#### [EXERCISE]
Locate the word "Band" in the entries below, then gather every line that holds it.

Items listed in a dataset

============================================================

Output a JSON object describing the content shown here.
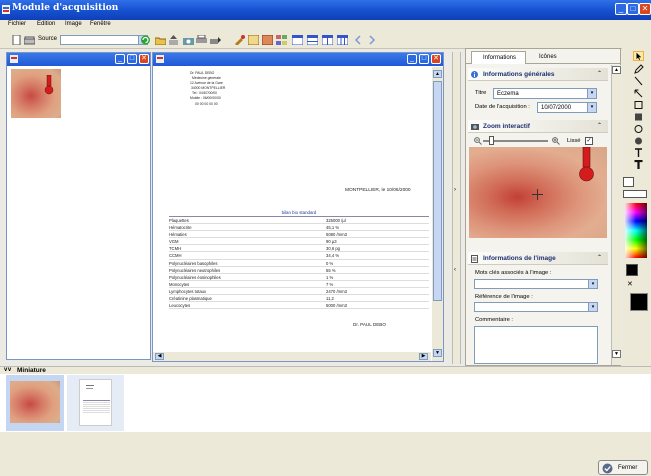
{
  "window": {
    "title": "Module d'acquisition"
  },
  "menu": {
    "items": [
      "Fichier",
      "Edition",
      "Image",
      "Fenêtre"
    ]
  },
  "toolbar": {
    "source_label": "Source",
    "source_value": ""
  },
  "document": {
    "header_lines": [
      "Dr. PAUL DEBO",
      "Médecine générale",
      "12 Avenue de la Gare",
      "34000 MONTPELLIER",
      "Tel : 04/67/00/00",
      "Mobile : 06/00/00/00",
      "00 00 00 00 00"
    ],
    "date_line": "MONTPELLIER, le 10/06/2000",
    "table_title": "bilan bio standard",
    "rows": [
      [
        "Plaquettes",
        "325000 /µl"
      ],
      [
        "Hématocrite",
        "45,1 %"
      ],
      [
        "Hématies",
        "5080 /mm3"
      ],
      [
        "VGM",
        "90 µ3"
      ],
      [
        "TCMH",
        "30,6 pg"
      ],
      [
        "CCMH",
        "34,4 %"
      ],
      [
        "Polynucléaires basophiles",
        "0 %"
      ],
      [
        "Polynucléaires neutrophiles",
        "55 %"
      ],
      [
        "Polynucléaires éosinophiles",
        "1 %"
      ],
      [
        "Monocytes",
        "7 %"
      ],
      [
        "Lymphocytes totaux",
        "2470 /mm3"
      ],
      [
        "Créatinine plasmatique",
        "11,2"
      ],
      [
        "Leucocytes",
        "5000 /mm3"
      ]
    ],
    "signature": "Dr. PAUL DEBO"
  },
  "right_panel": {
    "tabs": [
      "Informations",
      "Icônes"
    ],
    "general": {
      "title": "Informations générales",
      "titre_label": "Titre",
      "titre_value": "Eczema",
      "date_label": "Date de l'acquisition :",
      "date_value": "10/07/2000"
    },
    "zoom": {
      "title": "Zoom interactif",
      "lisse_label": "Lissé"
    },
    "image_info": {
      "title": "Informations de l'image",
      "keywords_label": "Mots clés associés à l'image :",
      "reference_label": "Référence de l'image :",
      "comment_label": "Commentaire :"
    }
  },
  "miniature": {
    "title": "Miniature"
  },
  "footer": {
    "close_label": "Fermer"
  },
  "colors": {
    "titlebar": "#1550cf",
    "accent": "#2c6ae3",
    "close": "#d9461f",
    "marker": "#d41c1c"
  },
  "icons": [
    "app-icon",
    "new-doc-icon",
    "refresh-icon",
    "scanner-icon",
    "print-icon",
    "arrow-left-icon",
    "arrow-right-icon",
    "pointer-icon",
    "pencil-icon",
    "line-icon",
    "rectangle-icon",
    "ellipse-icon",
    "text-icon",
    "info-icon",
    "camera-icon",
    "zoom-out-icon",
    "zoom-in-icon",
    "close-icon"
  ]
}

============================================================

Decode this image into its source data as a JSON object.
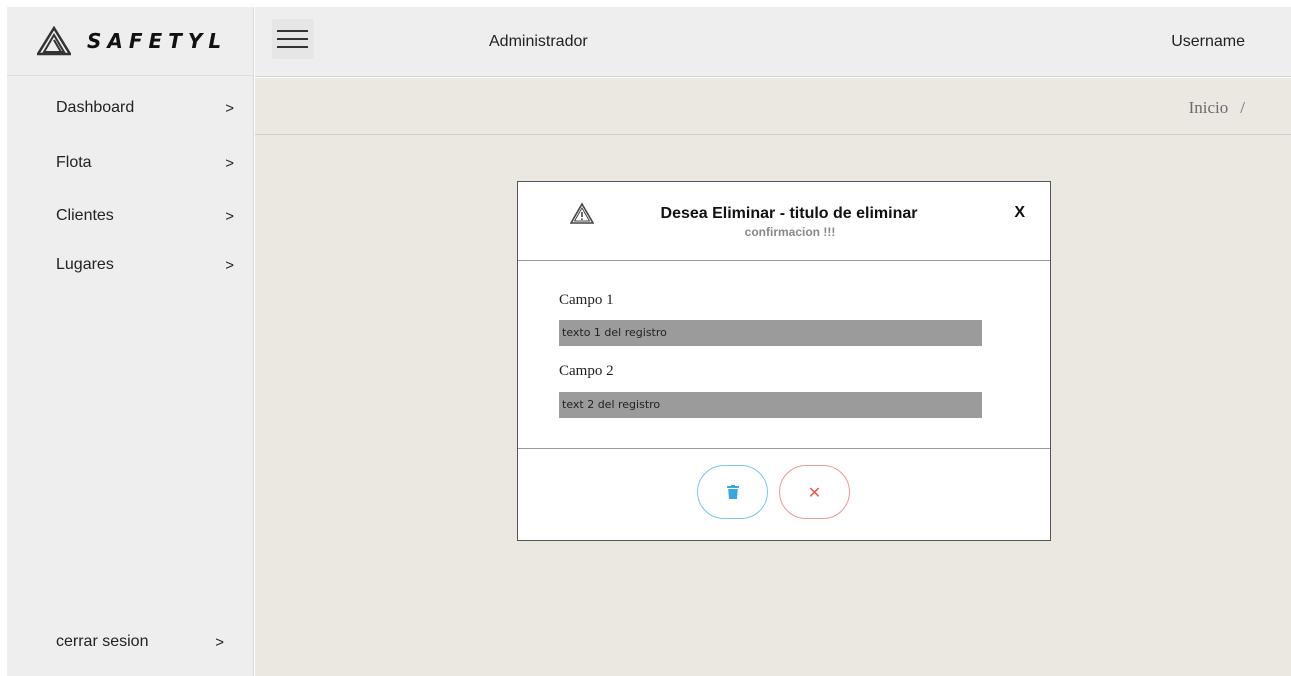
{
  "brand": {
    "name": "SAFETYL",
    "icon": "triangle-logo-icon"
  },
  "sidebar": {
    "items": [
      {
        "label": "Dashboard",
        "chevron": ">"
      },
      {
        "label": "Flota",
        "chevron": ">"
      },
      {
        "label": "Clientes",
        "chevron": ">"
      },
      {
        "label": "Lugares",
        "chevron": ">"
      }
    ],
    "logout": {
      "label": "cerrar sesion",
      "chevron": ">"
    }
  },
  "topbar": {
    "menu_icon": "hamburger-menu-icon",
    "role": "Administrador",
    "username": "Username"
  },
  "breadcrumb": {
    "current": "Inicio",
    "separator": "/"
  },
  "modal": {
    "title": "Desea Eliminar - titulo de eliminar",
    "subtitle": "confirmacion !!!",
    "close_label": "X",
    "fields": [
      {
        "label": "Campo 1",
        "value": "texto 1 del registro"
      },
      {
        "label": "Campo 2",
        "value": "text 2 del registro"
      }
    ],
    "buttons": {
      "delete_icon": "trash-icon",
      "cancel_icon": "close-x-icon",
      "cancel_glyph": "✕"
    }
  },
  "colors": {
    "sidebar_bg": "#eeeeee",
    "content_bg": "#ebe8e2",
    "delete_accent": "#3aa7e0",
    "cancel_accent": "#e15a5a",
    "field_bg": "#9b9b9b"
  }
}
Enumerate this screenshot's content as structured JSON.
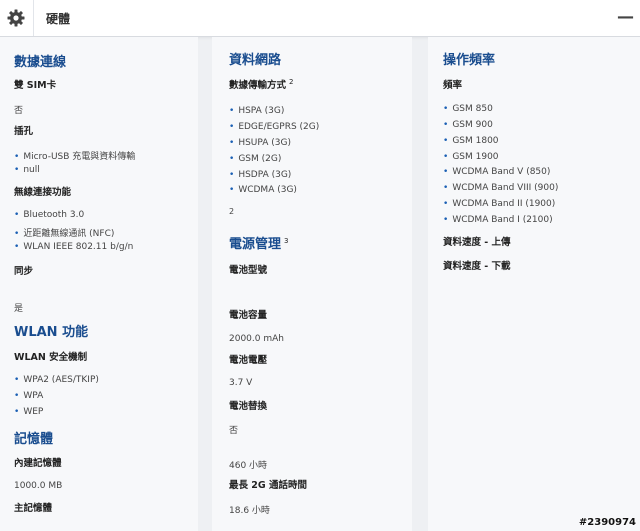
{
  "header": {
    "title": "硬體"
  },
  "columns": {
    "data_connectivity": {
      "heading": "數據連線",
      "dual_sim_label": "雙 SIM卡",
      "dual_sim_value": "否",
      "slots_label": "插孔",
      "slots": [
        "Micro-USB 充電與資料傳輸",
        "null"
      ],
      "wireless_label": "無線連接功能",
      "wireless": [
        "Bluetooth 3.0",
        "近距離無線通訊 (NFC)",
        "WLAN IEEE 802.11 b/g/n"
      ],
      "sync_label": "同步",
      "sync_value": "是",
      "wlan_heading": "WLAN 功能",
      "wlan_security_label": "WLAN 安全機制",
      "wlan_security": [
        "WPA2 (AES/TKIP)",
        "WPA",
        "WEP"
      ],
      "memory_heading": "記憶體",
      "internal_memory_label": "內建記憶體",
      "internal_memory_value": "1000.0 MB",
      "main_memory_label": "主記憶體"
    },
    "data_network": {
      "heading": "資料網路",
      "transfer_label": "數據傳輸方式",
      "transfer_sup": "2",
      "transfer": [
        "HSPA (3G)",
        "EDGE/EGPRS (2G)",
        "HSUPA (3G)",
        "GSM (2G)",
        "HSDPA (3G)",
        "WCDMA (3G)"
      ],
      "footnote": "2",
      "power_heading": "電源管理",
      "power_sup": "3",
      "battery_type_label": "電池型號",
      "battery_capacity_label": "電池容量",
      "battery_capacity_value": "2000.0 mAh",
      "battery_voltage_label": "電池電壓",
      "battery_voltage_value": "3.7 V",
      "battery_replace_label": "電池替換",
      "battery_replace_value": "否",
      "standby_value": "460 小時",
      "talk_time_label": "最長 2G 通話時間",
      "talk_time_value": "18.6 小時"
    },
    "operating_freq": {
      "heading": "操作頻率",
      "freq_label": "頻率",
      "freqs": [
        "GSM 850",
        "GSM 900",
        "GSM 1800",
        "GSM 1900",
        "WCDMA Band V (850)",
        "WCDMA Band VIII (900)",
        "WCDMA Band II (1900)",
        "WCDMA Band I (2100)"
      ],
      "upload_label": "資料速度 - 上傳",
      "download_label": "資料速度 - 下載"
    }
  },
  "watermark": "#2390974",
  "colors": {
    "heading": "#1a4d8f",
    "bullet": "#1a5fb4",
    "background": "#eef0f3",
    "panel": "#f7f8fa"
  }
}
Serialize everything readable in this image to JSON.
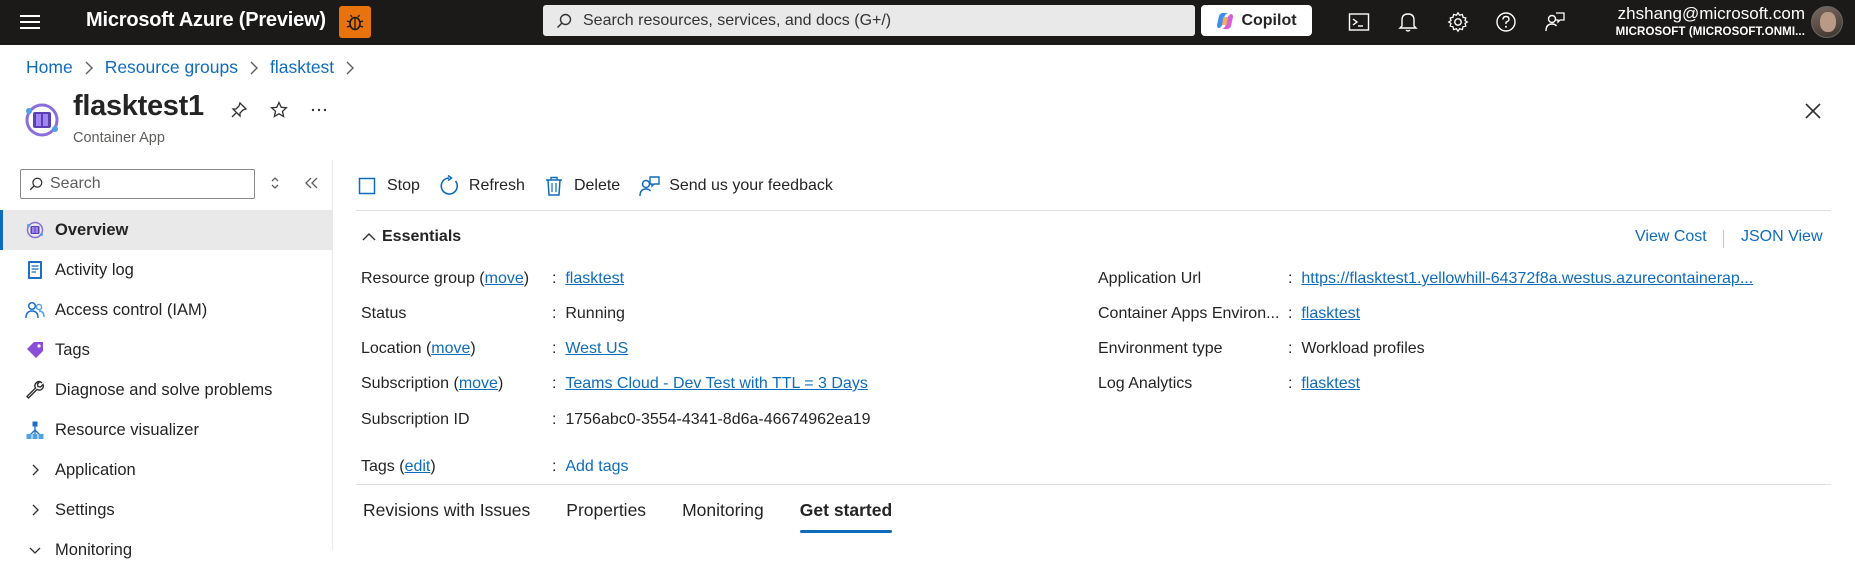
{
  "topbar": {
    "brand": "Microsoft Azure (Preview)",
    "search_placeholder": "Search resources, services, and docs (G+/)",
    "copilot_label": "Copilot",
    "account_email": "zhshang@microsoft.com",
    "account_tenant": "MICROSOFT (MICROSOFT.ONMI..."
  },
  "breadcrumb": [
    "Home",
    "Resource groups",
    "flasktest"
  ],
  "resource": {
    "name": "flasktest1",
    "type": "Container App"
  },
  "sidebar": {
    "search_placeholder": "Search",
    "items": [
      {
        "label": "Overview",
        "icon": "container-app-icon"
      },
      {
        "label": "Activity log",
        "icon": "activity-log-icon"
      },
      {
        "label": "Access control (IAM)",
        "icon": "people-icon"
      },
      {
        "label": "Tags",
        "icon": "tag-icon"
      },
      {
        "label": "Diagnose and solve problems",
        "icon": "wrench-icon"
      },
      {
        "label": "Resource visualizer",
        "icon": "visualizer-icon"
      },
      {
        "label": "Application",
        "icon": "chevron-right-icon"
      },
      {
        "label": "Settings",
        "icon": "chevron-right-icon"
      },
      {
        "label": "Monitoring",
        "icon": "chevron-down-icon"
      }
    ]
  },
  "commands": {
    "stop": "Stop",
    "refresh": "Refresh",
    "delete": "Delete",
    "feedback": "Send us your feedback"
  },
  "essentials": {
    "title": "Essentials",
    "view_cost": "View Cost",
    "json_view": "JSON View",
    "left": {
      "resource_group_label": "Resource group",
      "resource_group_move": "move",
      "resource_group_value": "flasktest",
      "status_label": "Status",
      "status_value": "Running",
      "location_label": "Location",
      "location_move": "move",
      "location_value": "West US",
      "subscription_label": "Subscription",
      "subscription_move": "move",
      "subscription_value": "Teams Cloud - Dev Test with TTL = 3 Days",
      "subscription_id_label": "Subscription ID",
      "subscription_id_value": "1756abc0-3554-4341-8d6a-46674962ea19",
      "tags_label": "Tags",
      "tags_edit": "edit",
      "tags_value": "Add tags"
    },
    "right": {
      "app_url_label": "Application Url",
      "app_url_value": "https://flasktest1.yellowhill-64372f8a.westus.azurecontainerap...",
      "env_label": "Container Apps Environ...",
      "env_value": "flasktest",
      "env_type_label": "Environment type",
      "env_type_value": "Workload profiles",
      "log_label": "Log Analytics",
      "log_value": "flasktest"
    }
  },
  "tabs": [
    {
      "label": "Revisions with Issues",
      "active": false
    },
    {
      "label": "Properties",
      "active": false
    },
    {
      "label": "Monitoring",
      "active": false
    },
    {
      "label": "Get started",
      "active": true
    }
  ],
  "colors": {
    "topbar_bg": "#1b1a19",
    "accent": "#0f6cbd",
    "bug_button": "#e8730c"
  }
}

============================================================

#### [ANSWER TO THE EXERCISE]
        "WCDMA Band V (850)",
        "WCDMA Band VIII (900)",
        "WCDMA Band II (1900)",
        "WCDMA Band I (2100)"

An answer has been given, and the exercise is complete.